People use mobile completely differently: it’s all about user experience over driving conversion in an obvious way. Previously, with web, if you could add hundreds of features on your site to keep the customer there, you were a winner, but on mobile people are comfortable having a number of apps and services that do one function, do it well, make it fast, and keep it simple. Until retailers address this shift in mentality, they will continue to be caught out.
High-end brands often struggle to replicate the store experience online, but some are doing a great job.
Burberry has led the way, presenting Instagram followers with a real-time photo feed during its September London runway shows, and tweeting animated GIFs of scenes from backstage.
CMO of Rich Relevance Diane Kegley comments:
It all comes back to authenticity, originality, quality and craftsmanship. Increasingly—it is also about the experiences a brand can offer, beyond the actual product. A brand’s ability to connect with its consumer and maintain a two-way conversation with her across a multitude of touchpoints will ultimately distinguish it as a leader amongst its peers.
Technology and data has, if anything, brought luxury fashion to a wider audience.
Several fashion brands have been lauded in the Econsultancy blog for taking a more creative (or intuitive, or exciting) approach to search and product filtering, in their quests to improve the user experience.
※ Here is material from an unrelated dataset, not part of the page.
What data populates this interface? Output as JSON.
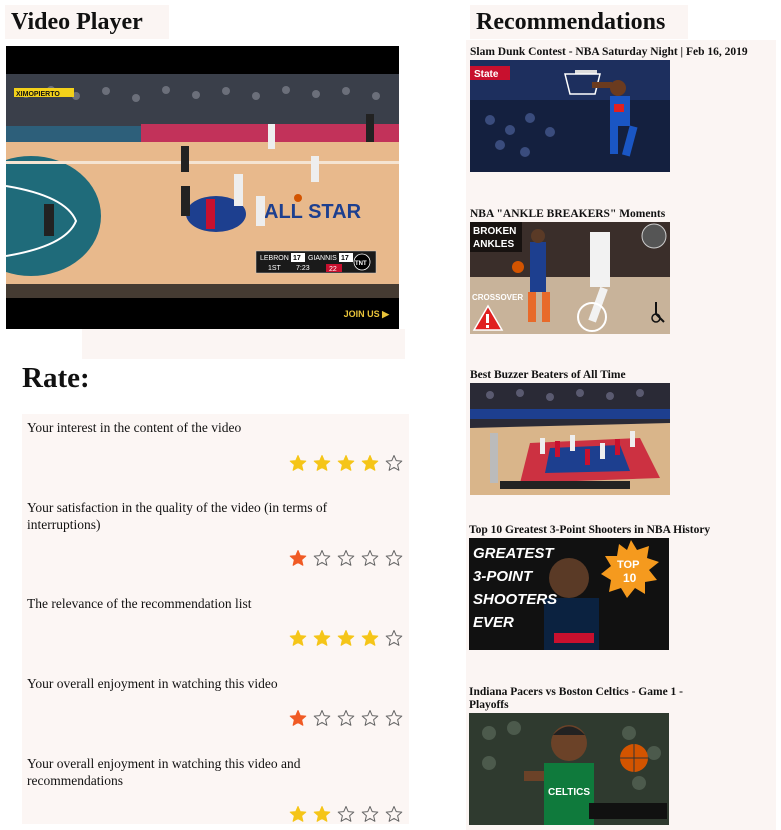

‘Slicing’ their product data in a more interesting way has allowed brands to present personalised recommendations, aiding cross-sell and up-sell, as well as offering up quizzes and other interactive content to take users from discovery to transaction as quickly and smoothly as possible.
Interestingly, men’s fashion brands seem to be at the forefront of many of the digital trends we’ve seen.
Perhaps because it’s harder to get men engaged with fashion content, innovations are rife, from MR PORTER’s shoppable blog to Grabble’s easy-to-use app.
According to the IMRG, menswear sales have grown 264% between January 2011 and December 2014 – while womenswear has seen growth of 87% in the same period.
New markets, channels and platforms
Something we’ve spotted with our fashion clients is their enthusiasm for new things.
As well as new digital marketing platforms that emerge (see, for example, the buzz around Polyvore, a site that combines community, collages and commerce), fashion brands are capitalising on the global appetite for apparel, ensuring they are represented on local search engines (like Yandex in Russia) and comparison sites.
The question retailers and marketers need to ask themselves is: are you in a position to quickly take advantage of these new channels? When they spring up, can you push your products into them quickly?